[Data excerpts]
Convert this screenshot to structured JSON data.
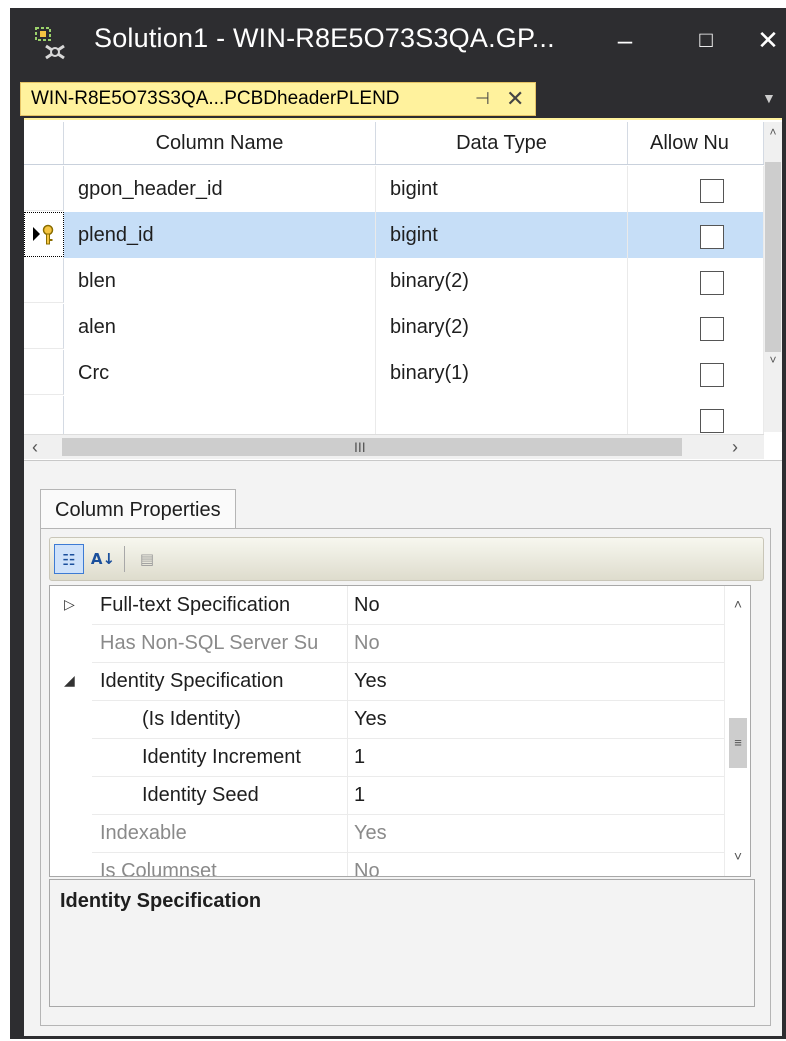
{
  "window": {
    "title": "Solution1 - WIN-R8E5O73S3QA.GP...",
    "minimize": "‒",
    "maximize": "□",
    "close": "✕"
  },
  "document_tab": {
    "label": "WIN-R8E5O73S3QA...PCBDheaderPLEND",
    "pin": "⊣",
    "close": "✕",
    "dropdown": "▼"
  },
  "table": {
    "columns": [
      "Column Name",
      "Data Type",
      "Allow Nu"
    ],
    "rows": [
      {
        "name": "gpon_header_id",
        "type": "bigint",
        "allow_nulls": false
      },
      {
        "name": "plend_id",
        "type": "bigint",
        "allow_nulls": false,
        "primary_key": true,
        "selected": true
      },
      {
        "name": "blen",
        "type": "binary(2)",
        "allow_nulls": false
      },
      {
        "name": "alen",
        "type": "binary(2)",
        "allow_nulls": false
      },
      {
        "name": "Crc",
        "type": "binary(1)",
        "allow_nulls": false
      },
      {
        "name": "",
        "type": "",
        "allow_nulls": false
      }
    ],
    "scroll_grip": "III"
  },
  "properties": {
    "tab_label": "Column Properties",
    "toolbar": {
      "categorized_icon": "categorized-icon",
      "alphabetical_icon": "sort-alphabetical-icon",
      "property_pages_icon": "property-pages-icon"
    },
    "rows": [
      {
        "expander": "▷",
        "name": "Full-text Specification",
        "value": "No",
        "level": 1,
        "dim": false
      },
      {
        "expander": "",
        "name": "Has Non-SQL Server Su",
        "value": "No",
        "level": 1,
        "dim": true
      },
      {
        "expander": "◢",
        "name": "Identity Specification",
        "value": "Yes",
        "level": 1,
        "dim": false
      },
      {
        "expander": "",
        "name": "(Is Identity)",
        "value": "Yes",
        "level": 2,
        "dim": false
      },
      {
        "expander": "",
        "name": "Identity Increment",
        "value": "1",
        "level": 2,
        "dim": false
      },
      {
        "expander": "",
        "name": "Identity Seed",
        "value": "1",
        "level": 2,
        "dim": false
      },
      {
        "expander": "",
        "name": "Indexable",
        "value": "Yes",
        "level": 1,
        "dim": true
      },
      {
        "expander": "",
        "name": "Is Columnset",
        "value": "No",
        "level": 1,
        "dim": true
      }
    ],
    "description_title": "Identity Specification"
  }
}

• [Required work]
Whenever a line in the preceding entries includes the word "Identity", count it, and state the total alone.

• [Written solution]
5